Lead researcher Dr. Graham Eyres, who is considerably experienced in researching food flavours, said that flavour substances currently being added to the liquids are regulated under the Food Standards Code. However, he added, the code only covers food flavours, not vape flavours.
“E-cigarettes heat a liquid into an aerosol or vapour cloud that is inhaled by the user, typically delivering doses of nicotine to the lungs,” said Dr Eyres. “In New Zealand, the range of flavourings added to the liquids in e-cigarettes have not been characterised or quantified. This is concerning because some of the volatile organic compounds generated during vaporisation may be directly harmful if inhaled at high concentrations or may degrade to form harmful compounds.”
The researcher referred to the use of diacetyl as an example. “Popcorn lung” is the popular name for Bronchitis obliterans, a chronic lung disease linked to various air pollutants. One chemical it’s been speculatively linked with is diacetyl, a naturally occurring fermentation product found in butter, red wine and various other foods. It’s also used as flavouring in some e-liquids, and while diacetyl is safe to ingest there’s some evidence it may not be safe to inhale.

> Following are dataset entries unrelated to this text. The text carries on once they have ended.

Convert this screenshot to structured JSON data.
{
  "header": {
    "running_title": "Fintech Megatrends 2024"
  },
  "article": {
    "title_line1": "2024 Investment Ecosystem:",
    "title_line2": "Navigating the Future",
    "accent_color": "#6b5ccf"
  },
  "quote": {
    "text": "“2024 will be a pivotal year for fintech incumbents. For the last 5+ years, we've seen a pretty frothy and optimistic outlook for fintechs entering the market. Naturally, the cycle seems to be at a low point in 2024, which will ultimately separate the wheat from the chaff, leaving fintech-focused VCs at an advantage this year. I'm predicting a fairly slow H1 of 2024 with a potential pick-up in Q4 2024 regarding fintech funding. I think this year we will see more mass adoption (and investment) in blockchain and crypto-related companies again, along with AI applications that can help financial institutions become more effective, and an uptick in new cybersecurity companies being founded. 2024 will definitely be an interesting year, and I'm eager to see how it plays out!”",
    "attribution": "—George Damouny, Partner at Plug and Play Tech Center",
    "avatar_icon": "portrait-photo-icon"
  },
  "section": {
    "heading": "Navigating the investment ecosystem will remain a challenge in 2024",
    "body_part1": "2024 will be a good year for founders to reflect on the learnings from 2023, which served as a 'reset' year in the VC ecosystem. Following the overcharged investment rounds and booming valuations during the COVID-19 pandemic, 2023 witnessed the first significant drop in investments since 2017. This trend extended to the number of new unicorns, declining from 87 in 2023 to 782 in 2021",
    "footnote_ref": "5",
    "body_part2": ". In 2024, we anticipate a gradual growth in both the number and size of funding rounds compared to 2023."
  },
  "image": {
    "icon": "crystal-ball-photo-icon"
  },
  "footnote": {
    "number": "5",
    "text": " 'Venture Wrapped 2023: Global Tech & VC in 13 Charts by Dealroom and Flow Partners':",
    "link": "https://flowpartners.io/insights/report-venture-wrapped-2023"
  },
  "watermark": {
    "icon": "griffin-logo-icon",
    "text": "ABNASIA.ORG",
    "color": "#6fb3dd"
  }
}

Cigarette smoke contains diacetyl at levels hundreds to thousands of times higher than any e-liquid, but there has never been a single case of popcorn lung linked to smoking. It’s also a disease that takes years of exposure to develop, so some experts find the idea that anyone could get “instant popcorn lung” from vaping simply absurd.
Nevertheless, Eyres points out that while this food flavouring was discontinued, international research has shown that 74% of e-liquids contain diacetyl, with more than 40 percent at concentrations higher than the recommended safety limits.

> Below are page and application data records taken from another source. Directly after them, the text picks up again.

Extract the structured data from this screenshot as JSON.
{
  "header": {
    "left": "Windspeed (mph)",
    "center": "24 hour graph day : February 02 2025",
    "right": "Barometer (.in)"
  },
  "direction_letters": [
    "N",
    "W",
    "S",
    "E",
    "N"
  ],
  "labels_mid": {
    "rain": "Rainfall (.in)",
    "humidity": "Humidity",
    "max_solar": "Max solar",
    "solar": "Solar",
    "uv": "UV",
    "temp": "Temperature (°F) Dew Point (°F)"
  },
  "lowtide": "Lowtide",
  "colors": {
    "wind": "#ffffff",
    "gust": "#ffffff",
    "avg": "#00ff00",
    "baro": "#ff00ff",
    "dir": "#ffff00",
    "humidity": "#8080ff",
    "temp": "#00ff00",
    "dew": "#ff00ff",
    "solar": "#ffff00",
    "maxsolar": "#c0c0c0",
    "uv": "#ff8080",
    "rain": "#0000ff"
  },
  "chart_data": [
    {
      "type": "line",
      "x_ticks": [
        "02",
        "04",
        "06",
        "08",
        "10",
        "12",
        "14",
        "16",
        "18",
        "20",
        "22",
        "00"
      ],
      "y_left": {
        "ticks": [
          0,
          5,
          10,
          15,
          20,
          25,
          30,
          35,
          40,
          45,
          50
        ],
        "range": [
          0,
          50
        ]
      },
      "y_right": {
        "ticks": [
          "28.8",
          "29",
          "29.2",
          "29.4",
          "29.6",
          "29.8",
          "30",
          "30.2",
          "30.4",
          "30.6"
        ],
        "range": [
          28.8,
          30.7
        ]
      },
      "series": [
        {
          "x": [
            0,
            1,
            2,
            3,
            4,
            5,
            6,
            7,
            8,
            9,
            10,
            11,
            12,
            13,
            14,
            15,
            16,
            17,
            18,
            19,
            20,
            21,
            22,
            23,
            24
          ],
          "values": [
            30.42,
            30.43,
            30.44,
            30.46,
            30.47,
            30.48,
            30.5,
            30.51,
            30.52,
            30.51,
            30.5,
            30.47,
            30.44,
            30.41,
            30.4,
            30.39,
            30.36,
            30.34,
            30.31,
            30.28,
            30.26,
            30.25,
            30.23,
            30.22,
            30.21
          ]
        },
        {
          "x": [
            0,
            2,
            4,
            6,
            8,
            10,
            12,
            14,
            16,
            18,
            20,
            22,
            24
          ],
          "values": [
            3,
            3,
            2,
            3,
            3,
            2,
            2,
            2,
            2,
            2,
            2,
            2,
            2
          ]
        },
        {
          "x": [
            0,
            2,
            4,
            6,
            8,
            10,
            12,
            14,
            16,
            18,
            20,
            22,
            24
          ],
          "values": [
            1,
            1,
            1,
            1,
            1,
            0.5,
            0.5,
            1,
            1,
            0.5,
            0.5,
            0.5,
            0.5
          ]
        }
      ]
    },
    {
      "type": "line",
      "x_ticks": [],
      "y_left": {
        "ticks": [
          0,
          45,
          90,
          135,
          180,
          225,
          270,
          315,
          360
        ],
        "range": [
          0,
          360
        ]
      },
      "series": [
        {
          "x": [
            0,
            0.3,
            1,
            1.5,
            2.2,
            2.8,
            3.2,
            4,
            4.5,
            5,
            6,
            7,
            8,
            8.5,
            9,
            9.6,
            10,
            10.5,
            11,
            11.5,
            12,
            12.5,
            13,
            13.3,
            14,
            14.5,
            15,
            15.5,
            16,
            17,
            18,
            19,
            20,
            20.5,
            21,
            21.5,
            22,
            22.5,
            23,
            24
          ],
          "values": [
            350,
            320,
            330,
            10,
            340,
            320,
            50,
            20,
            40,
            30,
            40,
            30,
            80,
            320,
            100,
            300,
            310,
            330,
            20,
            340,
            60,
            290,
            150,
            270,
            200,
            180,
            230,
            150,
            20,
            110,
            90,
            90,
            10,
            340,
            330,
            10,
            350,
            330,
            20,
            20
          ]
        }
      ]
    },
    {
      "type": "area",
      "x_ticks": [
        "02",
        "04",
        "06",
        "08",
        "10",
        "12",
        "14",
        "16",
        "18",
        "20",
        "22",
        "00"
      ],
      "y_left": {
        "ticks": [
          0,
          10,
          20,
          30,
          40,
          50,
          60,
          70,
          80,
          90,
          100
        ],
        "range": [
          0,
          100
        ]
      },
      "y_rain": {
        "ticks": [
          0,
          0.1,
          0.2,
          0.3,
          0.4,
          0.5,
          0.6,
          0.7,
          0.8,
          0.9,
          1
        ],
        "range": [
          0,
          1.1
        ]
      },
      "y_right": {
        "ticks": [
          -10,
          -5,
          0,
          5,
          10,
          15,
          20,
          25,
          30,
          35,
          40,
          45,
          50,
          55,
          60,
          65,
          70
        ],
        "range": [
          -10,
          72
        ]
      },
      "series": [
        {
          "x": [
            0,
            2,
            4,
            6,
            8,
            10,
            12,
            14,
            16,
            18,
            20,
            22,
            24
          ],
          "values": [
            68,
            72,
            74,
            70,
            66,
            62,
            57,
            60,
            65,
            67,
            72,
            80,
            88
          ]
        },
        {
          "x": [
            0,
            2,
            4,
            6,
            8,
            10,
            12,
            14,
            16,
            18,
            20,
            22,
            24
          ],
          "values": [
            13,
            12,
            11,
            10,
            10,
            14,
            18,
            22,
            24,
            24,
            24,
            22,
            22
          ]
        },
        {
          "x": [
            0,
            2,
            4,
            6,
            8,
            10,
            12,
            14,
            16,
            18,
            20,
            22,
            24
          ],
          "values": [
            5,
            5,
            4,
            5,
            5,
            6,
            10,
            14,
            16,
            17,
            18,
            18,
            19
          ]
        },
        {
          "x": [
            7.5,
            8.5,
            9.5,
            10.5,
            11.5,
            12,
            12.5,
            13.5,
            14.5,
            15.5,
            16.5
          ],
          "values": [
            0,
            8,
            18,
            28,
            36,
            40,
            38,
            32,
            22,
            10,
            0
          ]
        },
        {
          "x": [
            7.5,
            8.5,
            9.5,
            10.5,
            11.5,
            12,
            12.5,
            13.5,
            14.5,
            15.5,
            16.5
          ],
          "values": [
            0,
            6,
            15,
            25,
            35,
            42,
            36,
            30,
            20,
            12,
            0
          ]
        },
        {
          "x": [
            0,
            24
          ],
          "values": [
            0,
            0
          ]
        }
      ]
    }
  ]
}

“With this Explorer Grant, we will use methods developed in food and environmental science and redesign them to better understand what compounds are in these e-cigarette liquids and how these compounds are distributed within different-sized aerosol droplets. Armed with this knowledge, we can then work with toxicologists and health professionals to determine what the level of risk is from these compounds and hopefully provide regulators with the evidence they need to develop specifications and standards on e-cigarettes,” said Dr Eyres.
Green apple flavour
Meanwhile, research conducted at Marshall University in West Virginia in the US, found that the flavourant farnesene in green apple flavoured vaping products, triggers reward-related behavior by promoting high-sensitivity nAChRs in the ventral tegmental area of the brain. In simple terms, this means that this compound makes this flavour addictive.
“With or without nicotine, flavoured vapes pose potential risks for the brain and addiction,” said lead study author Skylar Cooper. Cooper, who is a research technician Austin Akers and her research team, split study subjects (mice) in 3 groups. One group was given nicotine, another the green apple flavourant farnesene or both, and the third a saline solution.
The researchers found that Farnesene was rewarding by itself, as mice chose the farnesene chamber over the saline chamber. However, farnesene was also found to enhance the reward level even more when mixed with nicotine.
Read Further: Scoop